Ann Marie Johnston: Everything about my life is Yoga. So I don't really 'practice' yoga. I live yogically. Yoga has philosophical underpinnings; how you interact with the world and how you treat yourself; and then there are the breath, physical and meditative practice. So for me, I enjoy it all. It has totally reshaped my life. Everything is yoga.

Beyond the philosophical lens of yoga that now shapes my life, I love the knowledge that the breath is the key to everything. Control of the breath can shift your thoughts, your emotions, your energy levels. And my morning meditation practice is the single most important thing I can do for myself (and my family) each day.

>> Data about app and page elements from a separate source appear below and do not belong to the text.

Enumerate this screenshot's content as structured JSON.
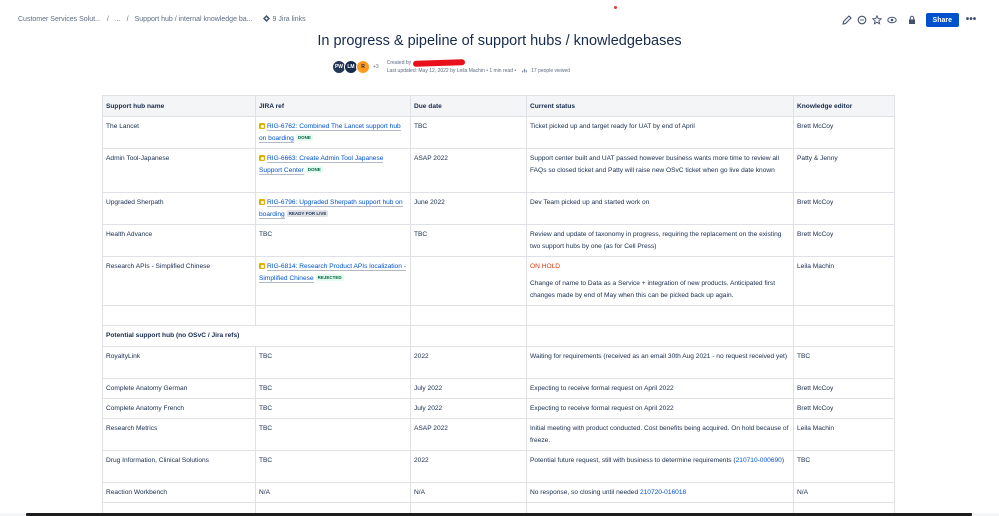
{
  "breadcrumb": {
    "items": [
      "Customer Services Solut...",
      "...",
      "Support hub / internal knowledge ba..."
    ],
    "jira_links": "9 Jira links"
  },
  "toolbar": {
    "share_label": "Share",
    "more_label": "•••",
    "icons": [
      "edit-icon",
      "comment-icon",
      "star-icon",
      "watch-icon",
      "restrictions-icon"
    ]
  },
  "page": {
    "title": "In progress & pipeline of support hubs / knowledgebases",
    "avatars": [
      "PW",
      "LM",
      "R"
    ],
    "avatars_more": "+3",
    "created_by_label": "Created by",
    "last_updated": "Last updated: May 12, 2022 by Leila Machin",
    "read_time": "1 min read",
    "views": "17 people viewed"
  },
  "table": {
    "headers": [
      "Support hub name",
      "JIRA ref",
      "Due date",
      "Current status",
      "Knowledge editor"
    ],
    "rows": [
      {
        "name": "The Lancet",
        "jira": "RIG-6762: Combined The Lancet support hub on boarding",
        "jira_status": "DONE",
        "due": "TBC",
        "status": "Ticket picked up and target ready for UAT by end of April",
        "editor": "Brett McCoy"
      },
      {
        "name": "Admin Tool-Japanese",
        "jira": "RIG-6663: Create Admin Tool Japanese Support Center",
        "jira_status": "DONE",
        "due": "ASAP 2022",
        "status": "Support center built and UAT passed however business wants more time to review all FAQs so closed ticket and Patty will raise new OSvC ticket when go live date known",
        "editor": "Patty & Jenny"
      },
      {
        "name": "Upgraded Sherpath",
        "jira": "RIG-6796: Upgraded Sherpath support hub on boarding",
        "jira_status": "READY FOR LIVE",
        "due": "June 2022",
        "status": "Dev Team picked up and started work on",
        "editor": "Brett McCoy"
      },
      {
        "name": "Health Advance",
        "jira": "TBC",
        "due": "TBC",
        "status": "Review and update of taxonomy in progress, requiring the replacement on the existing two support hubs by one (as for Cell Press)",
        "editor": "Brett McCoy"
      },
      {
        "name": "Research APIs - Simplified Chinese",
        "jira": "RIG-6814: Research Product APIs localization - Simplified Chinese",
        "jira_status": "REJECTED",
        "due": "",
        "status_hold": "ON HOLD",
        "status": "Change of name to Data as a Service + integration of new products. Anticipated first changes made by end of May when this can be picked back up again.",
        "editor": "Leila Machin"
      }
    ],
    "section_label": "Potential support hub (no OSvC / Jira refs)",
    "rows2": [
      {
        "name": "RoyaltyLink",
        "jira": "TBC",
        "due": "2022",
        "status": "Waiting for requirements (received as an email 30th Aug 2021 - no request received yet)",
        "editor": "TBC"
      },
      {
        "name": "Complete Anatomy German",
        "jira": "TBC",
        "due": "July 2022",
        "status": "Expecting to receive formal request on April 2022",
        "editor": "Brett McCoy"
      },
      {
        "name": "Complete Anatomy French",
        "jira": "TBC",
        "due": "July 2022",
        "status": "Expecting to receive formal request on April 2022",
        "editor": "Brett McCoy"
      },
      {
        "name": "Research Metrics",
        "jira": "TBC",
        "due": "ASAP 2022",
        "status": "Initial meeting with product conducted. Cost benefits being acquired. On hold because of freeze.",
        "editor": "Leila Machin"
      },
      {
        "name": "Drug Information, Clinical Solutions",
        "jira": "TBC",
        "due": "2022",
        "status_pre": "Potential future request, still with business to determine requirements (",
        "status_link": "210710-000690",
        "status_post": ")",
        "editor": "TBC"
      },
      {
        "name": "Reaction Workbench",
        "jira": "N/A",
        "due": "N/A",
        "status_pre": "No response, so closing until needed ",
        "status_link": "210720-016018",
        "editor": "N/A"
      }
    ]
  },
  "colors": {
    "accent": "#0052cc",
    "on_hold": "#de350b",
    "header_bg": "#f4f5f7"
  }
}
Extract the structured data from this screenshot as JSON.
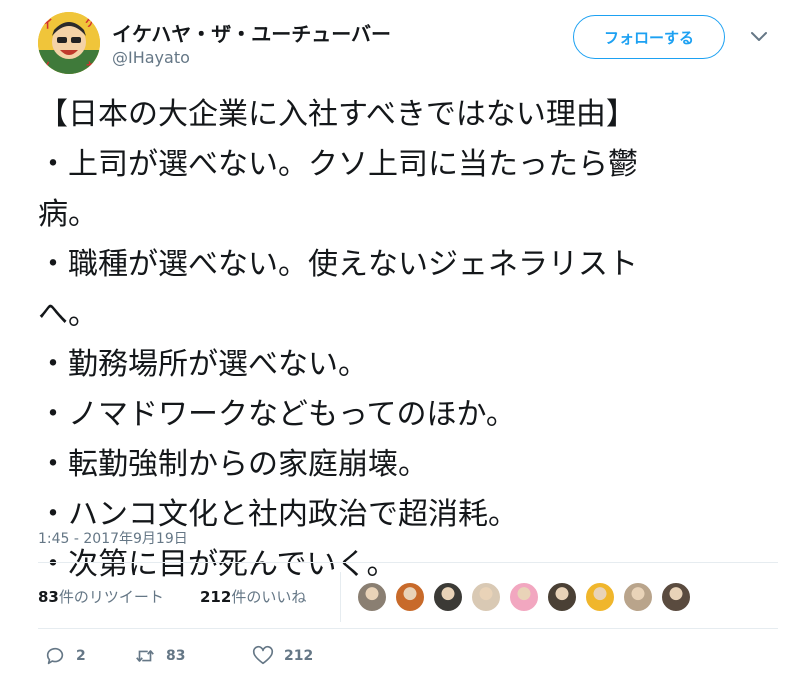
{
  "user": {
    "name": "イケハヤ・ザ・ユーチューバー",
    "handle": "@IHayato",
    "follow_label": "フォローする",
    "avatar_icon": "manga-face-avatar"
  },
  "tweet": {
    "lines": [
      "【日本の大企業に入社すべきではない理由】",
      "・上司が選べない。クソ上司に当たったら鬱",
      "病。",
      "・職種が選べない。使えないジェネラリスト",
      "へ。",
      "・勤務場所が選べない。",
      "・ノマドワークなどもってのほか。",
      "・転勤強制からの家庭崩壊。",
      "・ハンコ文化と社内政治で超消耗。",
      "・次第に目が死んでいく。"
    ],
    "timestamp": "1:45 - 2017年9月19日"
  },
  "stats": {
    "retweets_count": "83",
    "retweets_label": "件のリツイート",
    "likes_count": "212",
    "likes_label": "件のいいね",
    "liker_avatars": [
      "#8a7f72",
      "#c86a2a",
      "#3b3a36",
      "#d9c9b4",
      "#f2a7c0",
      "#4a4035",
      "#f0b62c",
      "#b9a48b",
      "#5a4b3f"
    ]
  },
  "actions": {
    "reply_count": "2",
    "retweet_count": "83",
    "like_count": "212"
  },
  "colors": {
    "accent": "#1da1f2",
    "muted": "#657786",
    "text": "#14171a"
  }
}
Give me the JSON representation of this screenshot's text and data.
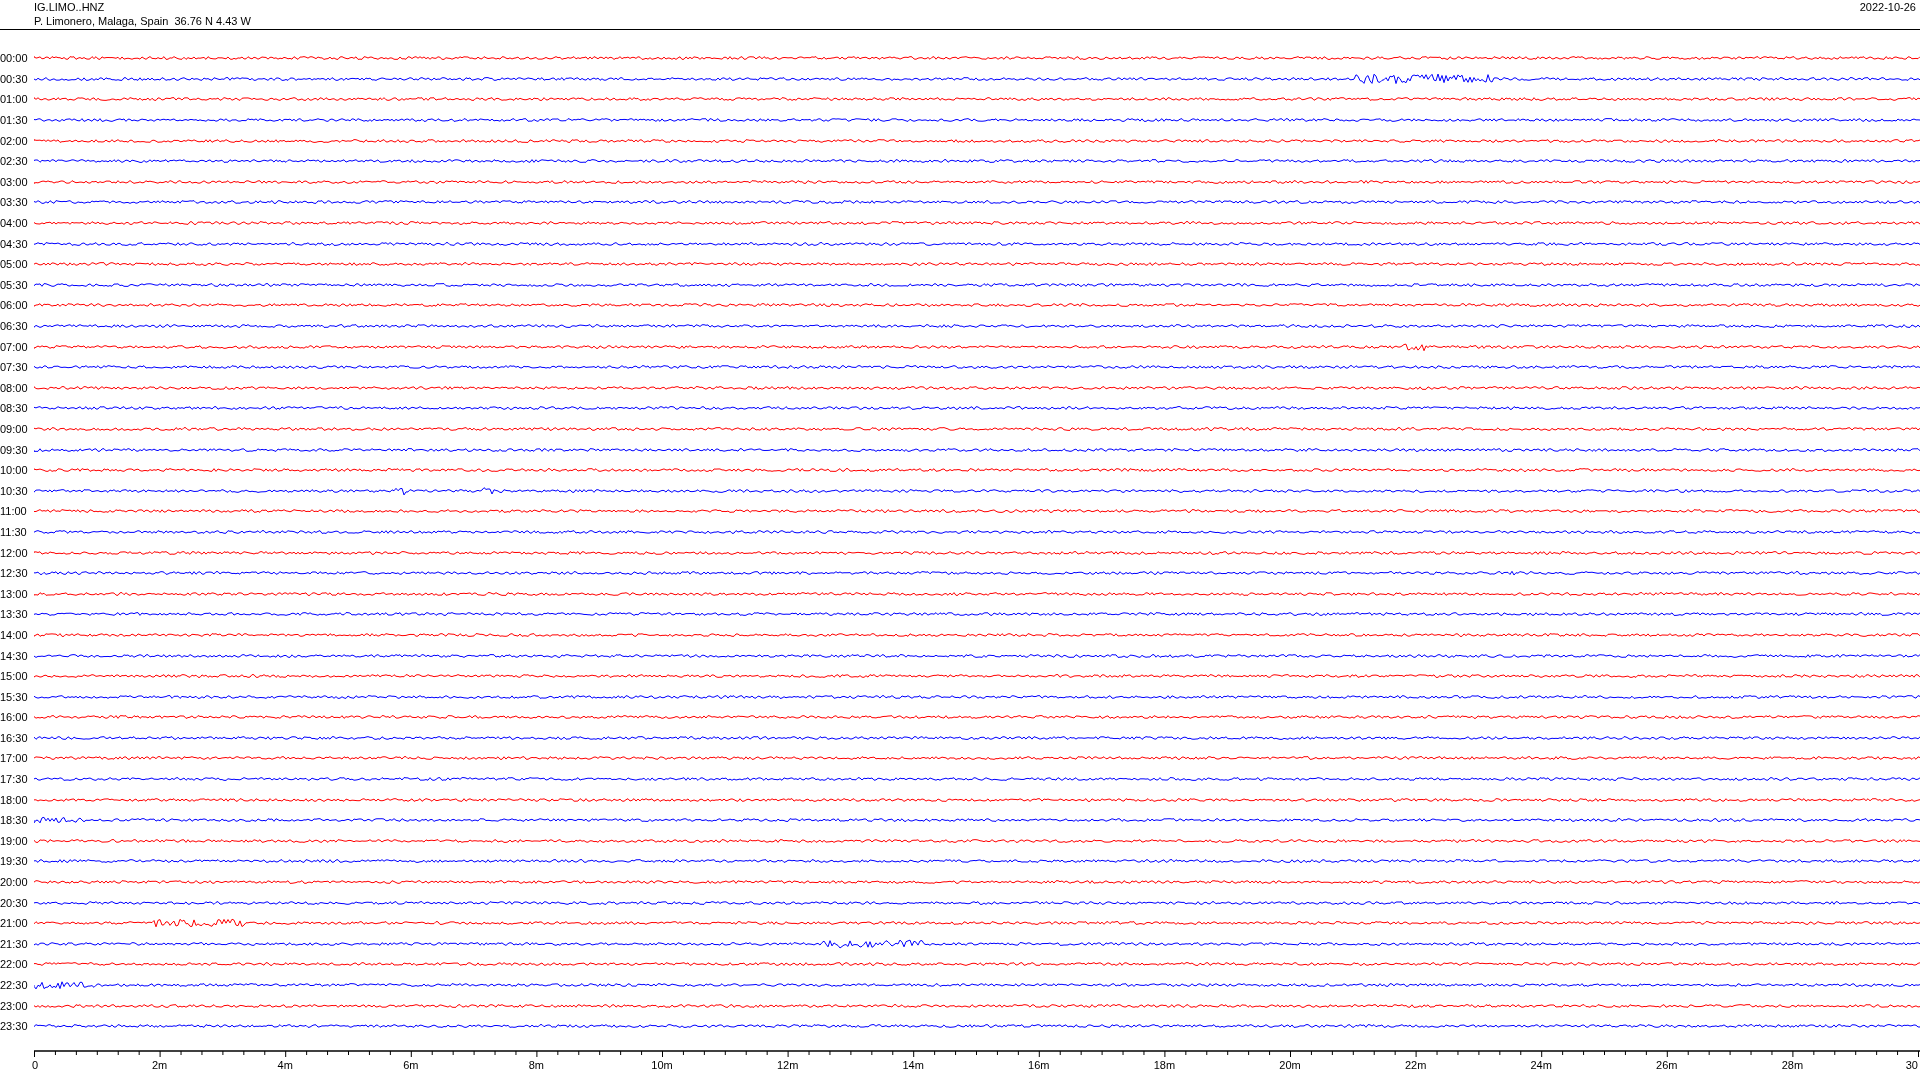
{
  "header": {
    "station": "IG.LIMO..HNZ",
    "location": "P. Limonero, Malaga, Spain  36.76 N 4.43 W",
    "date": "2022-10-26"
  },
  "rows": [
    {
      "label": "00:00",
      "color": "#ff0000"
    },
    {
      "label": "00:30",
      "color": "#0000ff"
    },
    {
      "label": "01:00",
      "color": "#ff0000"
    },
    {
      "label": "01:30",
      "color": "#0000ff"
    },
    {
      "label": "02:00",
      "color": "#ff0000"
    },
    {
      "label": "02:30",
      "color": "#0000ff"
    },
    {
      "label": "03:00",
      "color": "#ff0000"
    },
    {
      "label": "03:30",
      "color": "#0000ff"
    },
    {
      "label": "04:00",
      "color": "#ff0000"
    },
    {
      "label": "04:30",
      "color": "#0000ff"
    },
    {
      "label": "05:00",
      "color": "#ff0000"
    },
    {
      "label": "05:30",
      "color": "#0000ff"
    },
    {
      "label": "06:00",
      "color": "#ff0000"
    },
    {
      "label": "06:30",
      "color": "#0000ff"
    },
    {
      "label": "07:00",
      "color": "#ff0000"
    },
    {
      "label": "07:30",
      "color": "#0000ff"
    },
    {
      "label": "08:00",
      "color": "#ff0000"
    },
    {
      "label": "08:30",
      "color": "#0000ff"
    },
    {
      "label": "09:00",
      "color": "#ff0000"
    },
    {
      "label": "09:30",
      "color": "#0000ff"
    },
    {
      "label": "10:00",
      "color": "#ff0000"
    },
    {
      "label": "10:30",
      "color": "#0000ff"
    },
    {
      "label": "11:00",
      "color": "#ff0000"
    },
    {
      "label": "11:30",
      "color": "#0000ff"
    },
    {
      "label": "12:00",
      "color": "#ff0000"
    },
    {
      "label": "12:30",
      "color": "#0000ff"
    },
    {
      "label": "13:00",
      "color": "#ff0000"
    },
    {
      "label": "13:30",
      "color": "#0000ff"
    },
    {
      "label": "14:00",
      "color": "#ff0000"
    },
    {
      "label": "14:30",
      "color": "#0000ff"
    },
    {
      "label": "15:00",
      "color": "#ff0000"
    },
    {
      "label": "15:30",
      "color": "#0000ff"
    },
    {
      "label": "16:00",
      "color": "#ff0000"
    },
    {
      "label": "16:30",
      "color": "#0000ff"
    },
    {
      "label": "17:00",
      "color": "#ff0000"
    },
    {
      "label": "17:30",
      "color": "#0000ff"
    },
    {
      "label": "18:00",
      "color": "#ff0000"
    },
    {
      "label": "18:30",
      "color": "#0000ff"
    },
    {
      "label": "19:00",
      "color": "#ff0000"
    },
    {
      "label": "19:30",
      "color": "#0000ff"
    },
    {
      "label": "20:00",
      "color": "#ff0000"
    },
    {
      "label": "20:30",
      "color": "#0000ff"
    },
    {
      "label": "21:00",
      "color": "#ff0000"
    },
    {
      "label": "21:30",
      "color": "#0000ff"
    },
    {
      "label": "22:00",
      "color": "#ff0000"
    },
    {
      "label": "22:30",
      "color": "#0000ff"
    },
    {
      "label": "23:00",
      "color": "#ff0000"
    },
    {
      "label": "23:30",
      "color": "#0000ff"
    }
  ],
  "x_axis": {
    "labels": [
      "0",
      "2m",
      "4m",
      "6m",
      "8m",
      "10m",
      "12m",
      "14m",
      "16m",
      "18m",
      "20m",
      "22m",
      "24m",
      "26m",
      "28m",
      "30"
    ]
  }
}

Don't get me wrong, I do love how my body feels when I move it through a physical yoga practice; but it's the icing on the cake.

Question: Do you have a morning routine; can you share that with us?

Ann Marie Johnston: Happy to! For me, my morning practice is a non-negotiable – but as you'll note, it's mainly meditation and breath focused.

I try to wake up between 5:45 and 6:00 without an alarm (though I set an alarm just in case). Before I roll out of bed, I roll my wrists and ankles to bring full range of motion into those joints and say a small thank you for the opportunity to start another day, then I head straight to my mat. I usually start with a couple minutes in extended child's pose and some mindful breathing and then I may move into a gentle cat/cow breath focused practice and perhaps some seated side stretches and seated spinal twists. All of these are to help warm up my spine and prepare me to sit in meditation, which is the main focus of my practice.

I sit in half-lotus, straighten my spine, hold my hands in chin mudra (thumb to pointer finger) and start my meditation. I usually meditate for ~20-30 mins. Afterwards, I journal (presently I'm working my way through the yoga sutras, a key authoritative text in yoga) and by then, my kids are usually stirring and my day is off. If I'm granted a little extra time, I like might do a little more physical yoga, such as a few rounds of sun salutation with the rising sun; but I make sure to always get in my meditation. For me, that's the key!

Interview by Brooke Hunter